PROBLEM:
What lines in the listing below hold the string "근무시간"? Please copy them out.

INPUT RECORDS:
......

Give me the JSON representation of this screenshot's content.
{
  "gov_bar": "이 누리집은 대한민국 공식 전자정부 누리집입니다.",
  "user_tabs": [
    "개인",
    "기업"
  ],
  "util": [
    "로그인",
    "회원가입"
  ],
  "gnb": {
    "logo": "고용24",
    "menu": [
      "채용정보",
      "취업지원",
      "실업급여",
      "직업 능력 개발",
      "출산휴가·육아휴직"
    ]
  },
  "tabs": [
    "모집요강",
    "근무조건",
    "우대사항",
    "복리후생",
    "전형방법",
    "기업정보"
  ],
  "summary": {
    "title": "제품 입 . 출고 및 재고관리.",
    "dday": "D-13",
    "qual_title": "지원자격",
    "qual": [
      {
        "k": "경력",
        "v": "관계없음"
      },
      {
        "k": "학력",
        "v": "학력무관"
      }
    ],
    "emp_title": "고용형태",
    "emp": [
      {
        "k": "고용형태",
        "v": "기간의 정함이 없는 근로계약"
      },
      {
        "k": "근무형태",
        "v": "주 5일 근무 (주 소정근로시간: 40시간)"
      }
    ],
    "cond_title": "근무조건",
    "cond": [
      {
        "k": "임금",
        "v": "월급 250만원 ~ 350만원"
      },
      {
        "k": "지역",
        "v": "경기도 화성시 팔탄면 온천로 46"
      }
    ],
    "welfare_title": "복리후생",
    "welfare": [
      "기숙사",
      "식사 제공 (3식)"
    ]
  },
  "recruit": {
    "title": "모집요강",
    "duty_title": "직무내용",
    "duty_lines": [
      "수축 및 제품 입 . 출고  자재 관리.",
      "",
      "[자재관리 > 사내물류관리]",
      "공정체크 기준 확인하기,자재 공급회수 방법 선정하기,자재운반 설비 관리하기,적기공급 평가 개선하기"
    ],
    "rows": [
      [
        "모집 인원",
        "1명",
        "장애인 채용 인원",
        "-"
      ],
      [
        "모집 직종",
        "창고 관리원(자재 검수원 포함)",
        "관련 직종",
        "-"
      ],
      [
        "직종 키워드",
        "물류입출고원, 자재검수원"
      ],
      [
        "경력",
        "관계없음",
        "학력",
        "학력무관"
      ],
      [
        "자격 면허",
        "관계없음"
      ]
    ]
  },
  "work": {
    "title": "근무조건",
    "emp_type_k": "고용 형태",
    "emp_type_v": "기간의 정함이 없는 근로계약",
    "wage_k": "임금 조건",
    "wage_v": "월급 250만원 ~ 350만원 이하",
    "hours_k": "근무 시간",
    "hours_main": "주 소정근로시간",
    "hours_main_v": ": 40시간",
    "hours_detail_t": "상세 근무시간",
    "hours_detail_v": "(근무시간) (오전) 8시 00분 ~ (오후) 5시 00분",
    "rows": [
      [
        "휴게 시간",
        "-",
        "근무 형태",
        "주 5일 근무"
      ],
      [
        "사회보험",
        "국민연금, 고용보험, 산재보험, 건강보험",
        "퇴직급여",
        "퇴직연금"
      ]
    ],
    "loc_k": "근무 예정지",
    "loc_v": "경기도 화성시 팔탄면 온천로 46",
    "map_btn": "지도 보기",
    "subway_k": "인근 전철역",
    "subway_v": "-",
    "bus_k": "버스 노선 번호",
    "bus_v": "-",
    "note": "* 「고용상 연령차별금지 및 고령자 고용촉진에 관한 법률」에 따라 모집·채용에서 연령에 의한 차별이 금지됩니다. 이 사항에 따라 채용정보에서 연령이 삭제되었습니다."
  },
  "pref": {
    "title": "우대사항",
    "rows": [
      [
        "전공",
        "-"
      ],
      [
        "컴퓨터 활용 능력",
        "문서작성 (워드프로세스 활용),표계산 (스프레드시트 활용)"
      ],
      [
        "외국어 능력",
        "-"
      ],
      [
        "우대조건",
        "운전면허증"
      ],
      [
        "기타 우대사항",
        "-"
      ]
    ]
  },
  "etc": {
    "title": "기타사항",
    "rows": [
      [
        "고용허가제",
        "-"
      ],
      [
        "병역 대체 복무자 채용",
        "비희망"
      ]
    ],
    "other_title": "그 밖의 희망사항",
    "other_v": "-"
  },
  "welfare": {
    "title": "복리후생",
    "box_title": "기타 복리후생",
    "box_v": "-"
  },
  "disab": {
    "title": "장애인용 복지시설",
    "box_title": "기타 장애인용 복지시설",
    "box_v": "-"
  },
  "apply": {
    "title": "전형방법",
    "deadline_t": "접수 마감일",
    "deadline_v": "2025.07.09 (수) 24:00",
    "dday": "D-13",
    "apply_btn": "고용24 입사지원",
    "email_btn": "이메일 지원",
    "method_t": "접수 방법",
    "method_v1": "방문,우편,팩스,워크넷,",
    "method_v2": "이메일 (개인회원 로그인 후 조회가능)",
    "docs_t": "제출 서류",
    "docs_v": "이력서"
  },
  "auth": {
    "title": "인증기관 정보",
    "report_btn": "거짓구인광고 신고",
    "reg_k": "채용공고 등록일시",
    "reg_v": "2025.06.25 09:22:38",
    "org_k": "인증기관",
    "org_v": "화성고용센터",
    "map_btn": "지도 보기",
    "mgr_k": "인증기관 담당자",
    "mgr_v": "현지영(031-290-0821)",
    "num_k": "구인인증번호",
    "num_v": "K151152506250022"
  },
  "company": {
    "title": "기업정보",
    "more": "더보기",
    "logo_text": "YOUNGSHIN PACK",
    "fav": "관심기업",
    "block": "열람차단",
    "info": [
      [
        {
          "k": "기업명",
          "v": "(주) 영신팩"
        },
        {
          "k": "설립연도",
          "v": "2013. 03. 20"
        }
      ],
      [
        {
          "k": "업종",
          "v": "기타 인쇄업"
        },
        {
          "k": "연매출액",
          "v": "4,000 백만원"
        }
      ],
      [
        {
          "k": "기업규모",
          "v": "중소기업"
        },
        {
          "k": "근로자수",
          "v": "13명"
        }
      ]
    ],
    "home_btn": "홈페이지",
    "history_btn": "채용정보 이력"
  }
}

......

OUTPUT BELOW:
    "hours_detail_t": "상세 근무시간",
    "hours_detail_v": "(근무시간) (오전) 8시 00분 ~ (오후) 5시 00분",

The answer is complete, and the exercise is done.